• [Provided data]
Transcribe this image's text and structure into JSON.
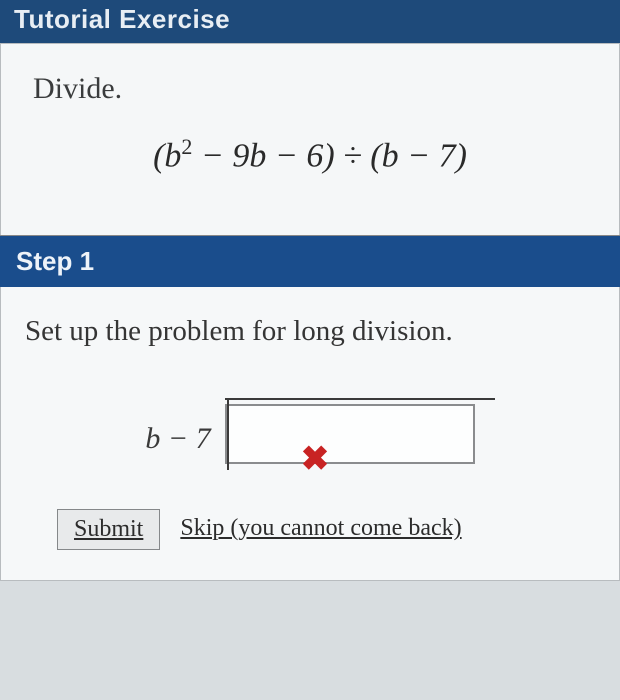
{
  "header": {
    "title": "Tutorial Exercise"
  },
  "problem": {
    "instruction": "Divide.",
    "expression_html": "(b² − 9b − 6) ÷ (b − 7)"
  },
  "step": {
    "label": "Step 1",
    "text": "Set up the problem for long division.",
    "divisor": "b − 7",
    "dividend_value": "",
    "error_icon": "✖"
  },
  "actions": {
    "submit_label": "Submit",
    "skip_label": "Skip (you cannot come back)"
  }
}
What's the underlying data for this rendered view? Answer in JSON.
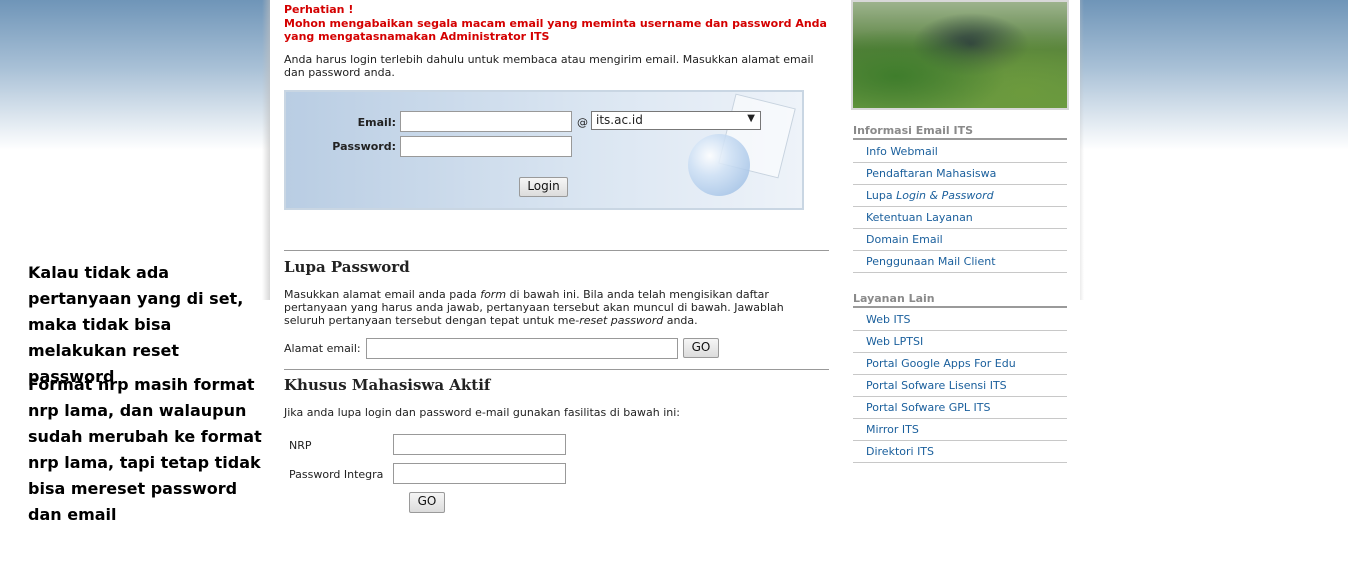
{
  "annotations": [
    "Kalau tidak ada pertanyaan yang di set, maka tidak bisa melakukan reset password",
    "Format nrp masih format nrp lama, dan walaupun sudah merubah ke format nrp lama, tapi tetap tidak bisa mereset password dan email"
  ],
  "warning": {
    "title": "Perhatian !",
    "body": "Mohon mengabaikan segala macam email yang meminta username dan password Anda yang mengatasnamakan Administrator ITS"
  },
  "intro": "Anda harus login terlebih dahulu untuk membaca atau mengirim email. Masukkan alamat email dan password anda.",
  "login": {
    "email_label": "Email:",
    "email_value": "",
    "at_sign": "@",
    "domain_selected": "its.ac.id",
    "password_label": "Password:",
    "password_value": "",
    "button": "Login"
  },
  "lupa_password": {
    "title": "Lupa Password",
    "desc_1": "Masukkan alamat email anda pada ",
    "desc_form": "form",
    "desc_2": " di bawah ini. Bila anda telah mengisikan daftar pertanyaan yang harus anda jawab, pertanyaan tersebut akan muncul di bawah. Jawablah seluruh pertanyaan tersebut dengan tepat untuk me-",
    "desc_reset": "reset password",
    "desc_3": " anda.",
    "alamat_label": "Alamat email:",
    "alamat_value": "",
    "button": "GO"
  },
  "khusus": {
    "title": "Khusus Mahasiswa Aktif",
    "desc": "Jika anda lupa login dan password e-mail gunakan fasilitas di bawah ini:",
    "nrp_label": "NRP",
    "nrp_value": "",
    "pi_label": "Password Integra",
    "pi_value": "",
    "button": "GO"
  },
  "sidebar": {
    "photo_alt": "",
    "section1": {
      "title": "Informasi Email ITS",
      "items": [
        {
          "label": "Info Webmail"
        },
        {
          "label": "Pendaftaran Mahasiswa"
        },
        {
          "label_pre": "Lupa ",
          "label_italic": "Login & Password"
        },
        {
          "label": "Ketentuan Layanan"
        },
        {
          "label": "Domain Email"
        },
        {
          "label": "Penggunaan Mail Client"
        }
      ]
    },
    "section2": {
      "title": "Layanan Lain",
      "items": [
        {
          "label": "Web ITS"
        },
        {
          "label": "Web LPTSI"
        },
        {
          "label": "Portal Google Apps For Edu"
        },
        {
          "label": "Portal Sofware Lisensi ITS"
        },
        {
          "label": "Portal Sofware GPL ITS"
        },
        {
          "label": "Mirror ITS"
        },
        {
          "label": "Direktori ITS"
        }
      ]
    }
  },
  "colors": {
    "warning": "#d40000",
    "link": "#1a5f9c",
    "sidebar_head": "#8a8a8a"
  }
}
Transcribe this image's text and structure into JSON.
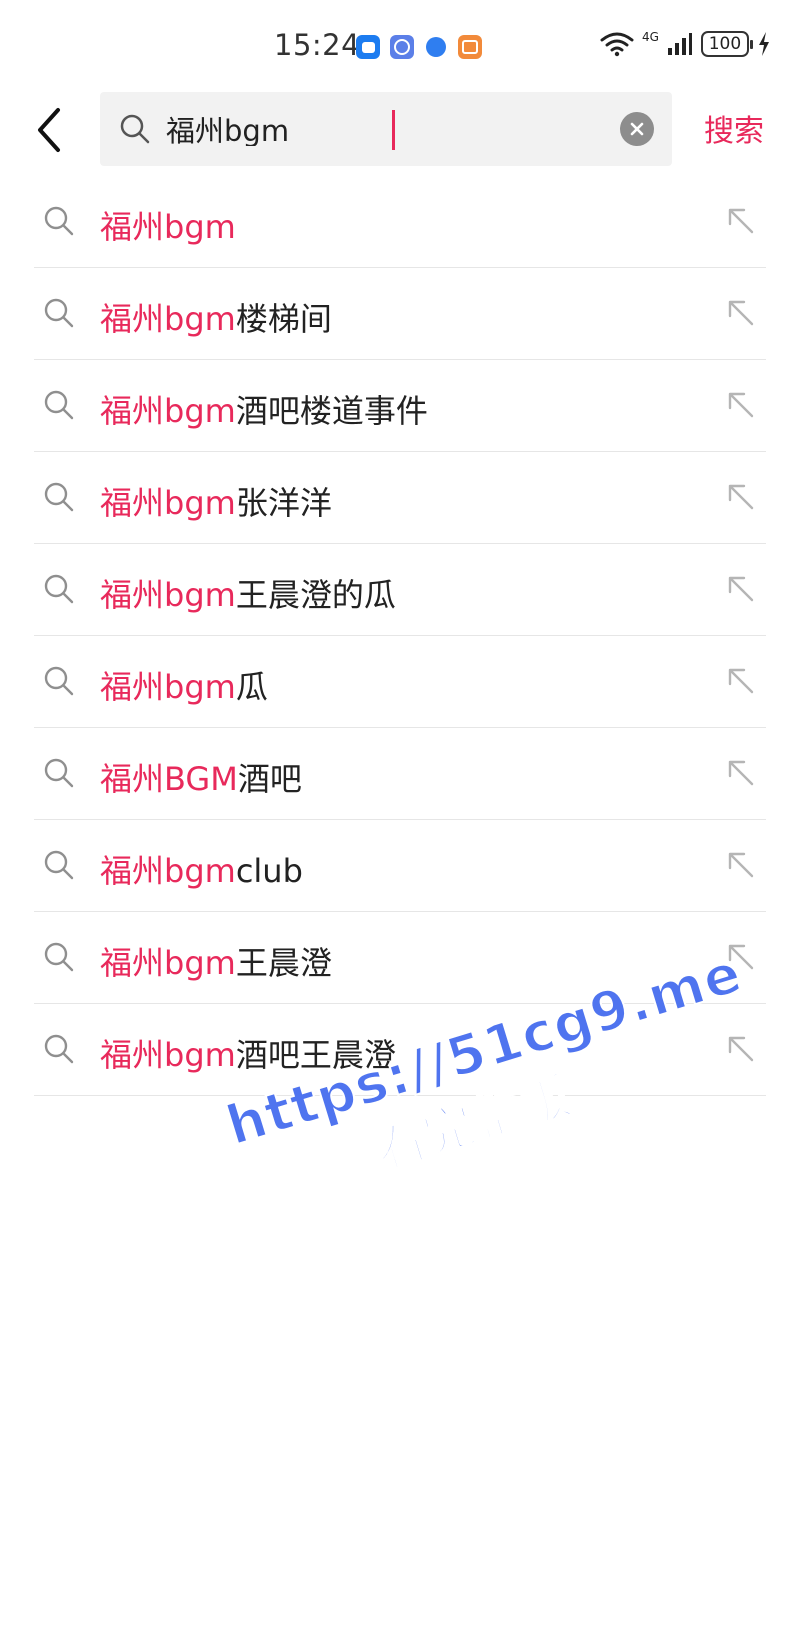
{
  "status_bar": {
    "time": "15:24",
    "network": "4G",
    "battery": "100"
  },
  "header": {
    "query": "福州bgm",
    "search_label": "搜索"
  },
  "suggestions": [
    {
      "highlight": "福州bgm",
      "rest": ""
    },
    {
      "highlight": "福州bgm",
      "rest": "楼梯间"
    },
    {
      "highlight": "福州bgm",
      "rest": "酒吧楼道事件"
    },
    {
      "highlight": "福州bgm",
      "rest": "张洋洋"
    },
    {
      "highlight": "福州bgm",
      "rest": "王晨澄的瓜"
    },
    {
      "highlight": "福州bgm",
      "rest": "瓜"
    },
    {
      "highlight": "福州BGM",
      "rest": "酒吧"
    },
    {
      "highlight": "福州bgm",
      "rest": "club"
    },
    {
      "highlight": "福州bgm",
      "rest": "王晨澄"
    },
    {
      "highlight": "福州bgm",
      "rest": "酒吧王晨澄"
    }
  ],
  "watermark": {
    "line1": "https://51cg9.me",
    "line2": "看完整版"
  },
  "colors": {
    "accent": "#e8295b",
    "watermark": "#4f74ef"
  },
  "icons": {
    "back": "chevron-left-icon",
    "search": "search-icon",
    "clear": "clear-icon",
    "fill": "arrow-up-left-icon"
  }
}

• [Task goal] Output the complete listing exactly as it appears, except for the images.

• [Written answer]
Transcribe this image's text and structure into JSON.
{
  "header": {
    "title": "Tutorial Exercise"
  },
  "problem": {
    "instruction": "Divide.",
    "expression_html": "(b² − 9b − 6) ÷ (b − 7)"
  },
  "step": {
    "label": "Step 1",
    "text": "Set up the problem for long division.",
    "divisor": "b − 7",
    "dividend_value": "",
    "error_icon": "✖"
  },
  "actions": {
    "submit_label": "Submit",
    "skip_label": "Skip (you cannot come back)"
  }
}
What's the underlying data for this rendered view? Answer in JSON.
{
  "annotations": [
    "Kalau tidak ada pertanyaan yang di set, maka tidak bisa melakukan reset password",
    "Format nrp masih format nrp lama, dan walaupun sudah merubah ke format nrp lama, tapi tetap tidak bisa mereset password dan email"
  ],
  "warning": {
    "title": "Perhatian !",
    "body": "Mohon mengabaikan segala macam email yang meminta username dan password Anda yang mengatasnamakan Administrator ITS"
  },
  "intro": "Anda harus login terlebih dahulu untuk membaca atau mengirim email. Masukkan alamat email dan password anda.",
  "login": {
    "email_label": "Email:",
    "email_value": "",
    "at_sign": "@",
    "domain_selected": "its.ac.id",
    "password_label": "Password:",
    "password_value": "",
    "button": "Login"
  },
  "lupa_password": {
    "title": "Lupa Password",
    "desc_1": "Masukkan alamat email anda pada ",
    "desc_form": "form",
    "desc_2": " di bawah ini. Bila anda telah mengisikan daftar pertanyaan yang harus anda jawab, pertanyaan tersebut akan muncul di bawah. Jawablah seluruh pertanyaan tersebut dengan tepat untuk me-",
    "desc_reset": "reset password",
    "desc_3": " anda.",
    "alamat_label": "Alamat email:",
    "alamat_value": "",
    "button": "GO"
  },
  "khusus": {
    "title": "Khusus Mahasiswa Aktif",
    "desc": "Jika anda lupa login dan password e-mail gunakan fasilitas di bawah ini:",
    "nrp_label": "NRP",
    "nrp_value": "",
    "pi_label": "Password Integra",
    "pi_value": "",
    "button": "GO"
  },
  "sidebar": {
    "photo_alt": "",
    "section1": {
      "title": "Informasi Email ITS",
      "items": [
        {
          "label": "Info Webmail"
        },
        {
          "label": "Pendaftaran Mahasiswa"
        },
        {
          "label_pre": "Lupa ",
          "label_italic": "Login & Password"
        },
        {
          "label": "Ketentuan Layanan"
        },
        {
          "label": "Domain Email"
        },
        {
          "label": "Penggunaan Mail Client"
        }
      ]
    },
    "section2": {
      "title": "Layanan Lain",
      "items": [
        {
          "label": "Web ITS"
        },
        {
          "label": "Web LPTSI"
        },
        {
          "label": "Portal Google Apps For Edu"
        },
        {
          "label": "Portal Sofware Lisensi ITS"
        },
        {
          "label": "Portal Sofware GPL ITS"
        },
        {
          "label": "Mirror ITS"
        },
        {
          "label": "Direktori ITS"
        }
      ]
    }
  },
  "colors": {
    "warning": "#d40000",
    "link": "#1a5f9c",
    "sidebar_head": "#8a8a8a"
  }
}
Transcribe this image's text and structure into JSON.
{
  "status_bar": {
    "time": "15:24",
    "network": "4G",
    "battery": "100"
  },
  "header": {
    "query": "福州bgm",
    "search_label": "搜索"
  },
  "suggestions": [
    {
      "highlight": "福州bgm",
      "rest": ""
    },
    {
      "highlight": "福州bgm",
      "rest": "楼梯间"
    },
    {
      "highlight": "福州bgm",
      "rest": "酒吧楼道事件"
    },
    {
      "highlight": "福州bgm",
      "rest": "张洋洋"
    },
    {
      "highlight": "福州bgm",
      "rest": "王晨澄的瓜"
    },
    {
      "highlight": "福州bgm",
      "rest": "瓜"
    },
    {
      "highlight": "福州BGM",
      "rest": "酒吧"
    },
    {
      "highlight": "福州bgm",
      "rest": "club"
    },
    {
      "highlight": "福州bgm",
      "rest": "王晨澄"
    },
    {
      "highlight": "福州bgm",
      "rest": "酒吧王晨澄"
    }
  ],
  "watermark": {
    "line1": "https://51cg9.me",
    "line2": "看完整版"
  },
  "colors": {
    "accent": "#e8295b",
    "watermark": "#4f74ef"
  },
  "icons": {
    "back": "chevron-left-icon",
    "search": "search-icon",
    "clear": "clear-icon",
    "fill": "arrow-up-left-icon"
  }
}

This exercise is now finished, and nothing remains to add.